## What you have to do
No pictures, nothing altered: return the data below.
··· Record excerpts
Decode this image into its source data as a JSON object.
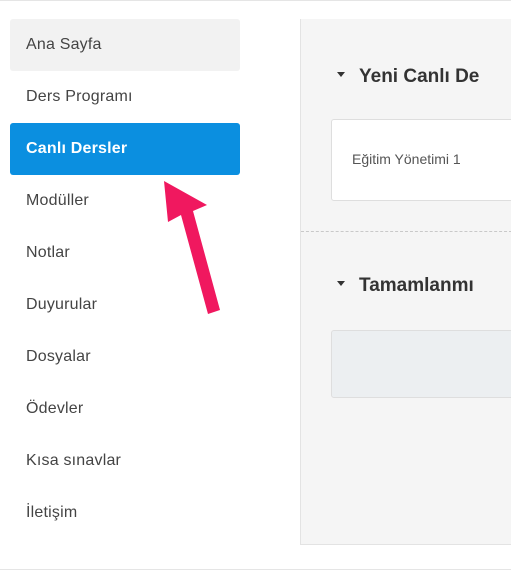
{
  "sidebar": {
    "items": [
      {
        "label": "Ana Sayfa"
      },
      {
        "label": "Ders Programı"
      },
      {
        "label": "Canlı Dersler"
      },
      {
        "label": "Modüller"
      },
      {
        "label": "Notlar"
      },
      {
        "label": "Duyurular"
      },
      {
        "label": "Dosyalar"
      },
      {
        "label": "Ödevler"
      },
      {
        "label": "Kısa sınavlar"
      },
      {
        "label": "İletişim"
      }
    ]
  },
  "main": {
    "upcoming_title": "Yeni Canlı De",
    "upcoming_item": "Eğitim Yönetimi 1",
    "completed_title": "Tamamlanmı"
  },
  "colors": {
    "accent": "#0b8fe0",
    "arrow": "#f0185f"
  }
}
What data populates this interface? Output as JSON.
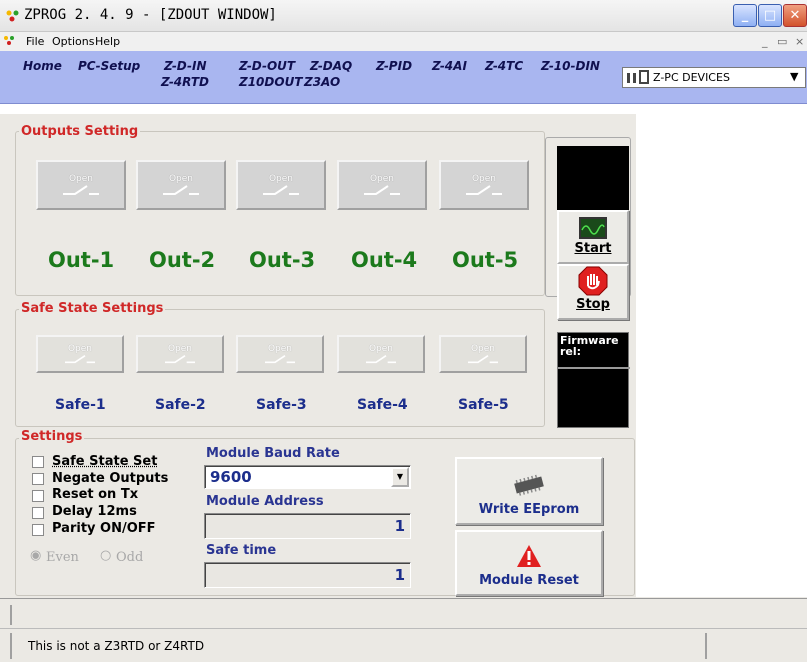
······
## Reply to the exercise
Decode this image into its source data as a JSON object.
{
  "sidebar": {
    "items": [
      {
        "label": "Ana Sayfa"
      },
      {
        "label": "Ders Programı"
      },
      {
        "label": "Canlı Dersler"
      },
      {
        "label": "Modüller"
      },
      {
        "label": "Notlar"
      },
      {
        "label": "Duyurular"
      },
      {
        "label": "Dosyalar"
      },
      {
        "label": "Ödevler"
      },
      {
        "label": "Kısa sınavlar"
      },
      {
        "label": "İletişim"
      }
    ]
  },
  "main": {
    "upcoming_title": "Yeni Canlı De",
    "upcoming_item": "Eğitim Yönetimi 1",
    "completed_title": "Tamamlanmı"
  },
  "colors": {
    "accent": "#0b8fe0",
    "arrow": "#f0185f"
  }
}
What data populates this interface? Output as JSON.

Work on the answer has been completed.